UPDATE 1-RLPC-Carlyle to boost RAC's debt to pay dividend

(Adds details, background) By Isabell Witt

LONDON, Oct 4 (Reuters) - Carlyle Group plans to add 260 million pounds ($418 million) of debt to its UK roadside rescue business RAC to pay itself a dividend, in a move that could encourage other private equity firms to follow suit amid a dearth of buyout deals.

So-called dividend recapitalisations - which involve debt being added to existing borrowings to pay a dividend - were commonplace during the buyout boom years of the mid 2000s.

But they have become a rare sight in Europe since the start of the 2008 financial crisis as lenders have worried about money being taken out of businesses.

If the transaction completes successfully, other private equity firms could follow suit, bankers said, as leveraged buyouts (LBO) have dropped to their lowest level in three years.

With a mere $14.8 billion of new LBO loans in the third quarter of 2012, according to Thomson Reuters LPC, banks are under pressure to make money and becoming more willing to provide financing for dividends if a company performs well.

Carlyle said on Thursday BNP Paribas and Deutsche Bank were the main coordinators of the loan.

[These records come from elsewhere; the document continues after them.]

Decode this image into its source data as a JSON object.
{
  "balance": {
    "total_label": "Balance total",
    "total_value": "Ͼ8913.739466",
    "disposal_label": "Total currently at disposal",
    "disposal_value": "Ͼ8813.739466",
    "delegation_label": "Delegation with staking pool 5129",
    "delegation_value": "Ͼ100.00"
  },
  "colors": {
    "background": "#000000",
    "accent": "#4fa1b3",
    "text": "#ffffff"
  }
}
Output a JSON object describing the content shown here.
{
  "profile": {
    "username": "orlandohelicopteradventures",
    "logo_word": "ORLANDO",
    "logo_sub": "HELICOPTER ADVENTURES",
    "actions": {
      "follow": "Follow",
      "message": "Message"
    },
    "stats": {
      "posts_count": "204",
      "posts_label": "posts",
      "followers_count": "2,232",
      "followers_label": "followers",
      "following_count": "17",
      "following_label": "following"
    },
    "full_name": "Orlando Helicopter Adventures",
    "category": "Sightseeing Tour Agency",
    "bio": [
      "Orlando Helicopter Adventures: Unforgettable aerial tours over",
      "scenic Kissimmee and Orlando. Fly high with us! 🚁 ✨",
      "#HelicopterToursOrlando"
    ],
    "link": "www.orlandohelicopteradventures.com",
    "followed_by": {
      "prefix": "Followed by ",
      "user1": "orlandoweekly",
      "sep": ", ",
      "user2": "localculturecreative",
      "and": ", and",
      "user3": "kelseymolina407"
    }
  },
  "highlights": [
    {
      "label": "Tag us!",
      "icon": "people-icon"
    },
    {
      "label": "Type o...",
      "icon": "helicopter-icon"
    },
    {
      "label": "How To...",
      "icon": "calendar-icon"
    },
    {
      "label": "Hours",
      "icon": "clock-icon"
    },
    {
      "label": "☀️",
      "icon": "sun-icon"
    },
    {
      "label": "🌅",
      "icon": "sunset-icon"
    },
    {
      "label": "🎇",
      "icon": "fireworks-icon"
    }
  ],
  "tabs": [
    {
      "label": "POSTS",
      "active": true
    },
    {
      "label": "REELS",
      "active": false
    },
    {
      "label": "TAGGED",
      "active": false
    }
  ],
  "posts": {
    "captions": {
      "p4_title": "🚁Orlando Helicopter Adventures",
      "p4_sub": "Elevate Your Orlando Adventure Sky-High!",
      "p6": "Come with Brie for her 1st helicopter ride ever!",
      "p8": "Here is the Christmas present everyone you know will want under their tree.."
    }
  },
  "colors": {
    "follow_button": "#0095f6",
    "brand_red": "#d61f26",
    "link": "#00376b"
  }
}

Bank of America Merrill Lynch, Credit Suisse, HSBC, JPMorgan and UBS are also bookrunners on the transaction.

Carlyle, which bought RAC in September 2011, said it was undertaking the dividend recapitalisation after RAC grew its earnings before interest, taxation, depreciation and amortisation (EBITDA) to 136 million pounds in the year ended of August.

It has also reduced its debt from 5.5 times earnings last year to 2.8 times earnings.

The 260-million-pound loan will pay an interest margin of 550 basis points (bps) over Libor and mature in 2019.

Lenders to RAC's existing debt will have to agree to the transaction by Oct. 19 and will receive a 50 bps fee and a 25 bps interest margin increase on the current term loan B.

There will be a 75 bps margin increase on the existing revolving credit facility.

($1 = 0.6222 British pounds)

(Reporting by Isabell Witt; Editing by Jane Merriman and Mark Potter)

((isabell.witt@thomsonreuters.com)(+44 207 542 1886)(Reuters Messaging: isabell.witt.thomsonreuters.com@reuters.net))